TS Paul Tran, S Victor Feinman, Barnet Berris, "Liver Cirrhosis: A Seven Year Follow-Up", Canadian Journal of Gastroenterology and Hepatology, vol. 5, Article ID 491483, 4 pages, 1991. https://doi.org/10.1155/1991/491483
Liver Cirrhosis: A Seven Year Follow-Up
The status of 121 patients who were found to have liver cirrhosis on liver biopsy in 1981 was assessed seven years later. The etiology of the cirrhosis was alcoholic in 52%, cryptogenic in 29.8%, hepatitis B-related in 9.1% and miscellaneous in 9.1%. In 1981, jaundice was present in 55 patients (45.8%), ascites in 52 (43%), gastrointestinal bleeding in 25 (20.7%) and encephalopathy in 10 (8.3%). During the following seven years an additional 20 patients developed ascites, 15 gastrointestinal bleeding, 32 encephalopathy and three hepatocellular carcinoma. The mortality race was 43.8% at five years and 53.7% at seven years. The principal cause of death was liver failure (40%), followed by nonliver causes (32.3%) and gastrointestinal bleeding (13.9%). One patient died of hepatocellular carcinoma. Patients who survived seven years had fewer complications when seen in 1981 than those who died during this period (P<0.025). It is concluded that, in Toronto, cirrhosis is often caused by ethanol abuse and hepatitis B infection; that it is associated with significant morbidity and mortality; and that the number of complications when the patient is first seen may be a useful indicator of prognosis.
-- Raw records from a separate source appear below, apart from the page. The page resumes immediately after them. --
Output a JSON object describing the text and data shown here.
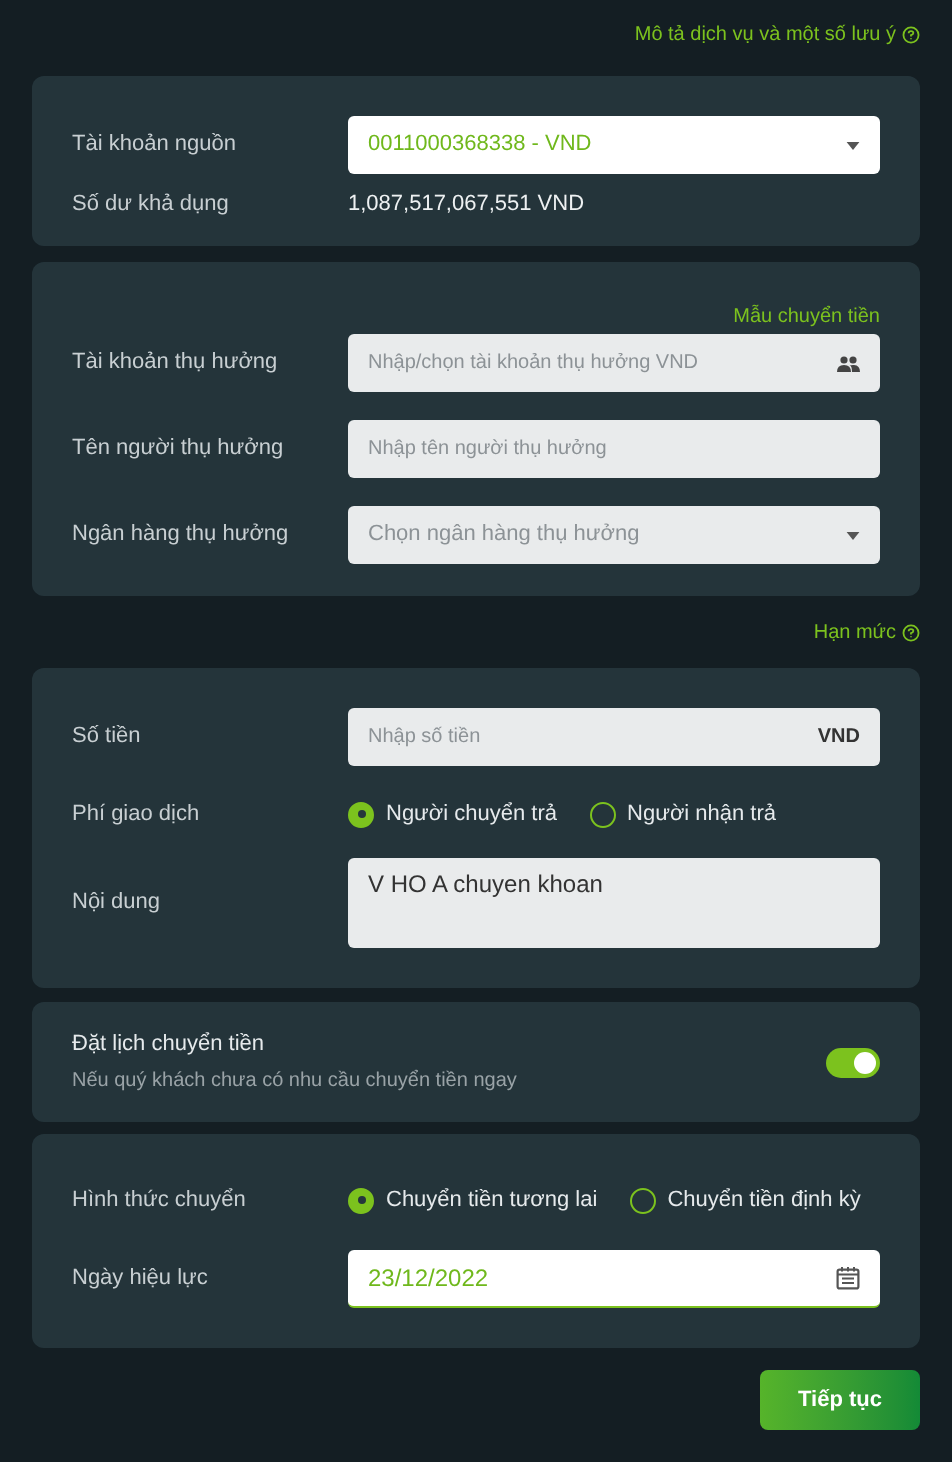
{
  "help_link": "Mô tả dịch vụ và một số lưu ý",
  "source": {
    "label": "Tài khoản nguồn",
    "account": "0011000368338 - VND",
    "balance_label": "Số dư khả dụng",
    "balance": "1,087,517,067,551 VND"
  },
  "beneficiary": {
    "template_link": "Mẫu chuyển tiền",
    "fields": [
      {
        "kind": "contact",
        "label": "Tài khoản thụ hưởng",
        "placeholder": "Nhập/chọn tài khoản thụ hưởng VND"
      },
      {
        "kind": "text",
        "label": "Tên người thụ hưởng",
        "placeholder": "Nhập tên người thụ hưởng"
      },
      {
        "kind": "select",
        "label": "Ngân hàng thụ hưởng",
        "placeholder": "Chọn ngân hàng thụ hưởng"
      }
    ]
  },
  "limit_link": "Hạn mức",
  "transfer": {
    "amount_label": "Số tiền",
    "amount_placeholder": "Nhập số tiền",
    "currency": "VND",
    "fee_label": "Phí giao dịch",
    "fee_options": [
      {
        "label": "Người chuyển trả",
        "selected": true
      },
      {
        "label": "Người nhận trả",
        "selected": false
      }
    ],
    "content_label": "Nội dung",
    "content": "V HO A chuyen khoan"
  },
  "schedule": {
    "title": "Đặt lịch chuyển tiền",
    "subtitle": "Nếu quý khách chưa có nhu cầu chuyển tiền ngay",
    "on": true
  },
  "schedule_details": {
    "type_label": "Hình thức chuyển",
    "type_options": [
      {
        "label": "Chuyển tiền tương lai",
        "selected": true
      },
      {
        "label": "Chuyển tiền định kỳ",
        "selected": false
      }
    ],
    "date_label": "Ngày hiệu lực",
    "date": "23/12/2022"
  },
  "continue_button": "Tiếp tục"
}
Since many cases of cirrhosis are preventable, the authors suggest that efforts directed towards prevention of cirrhosis may be more rewarding than those directed towards therapy.
Copyright © 1991 Hindawi Publishing Corporation. This is an open access article distributed under the Creative Commons Attribution License, which permits unrestricted use, distribution, and reproduction in any medium, provided the original work is properly cited.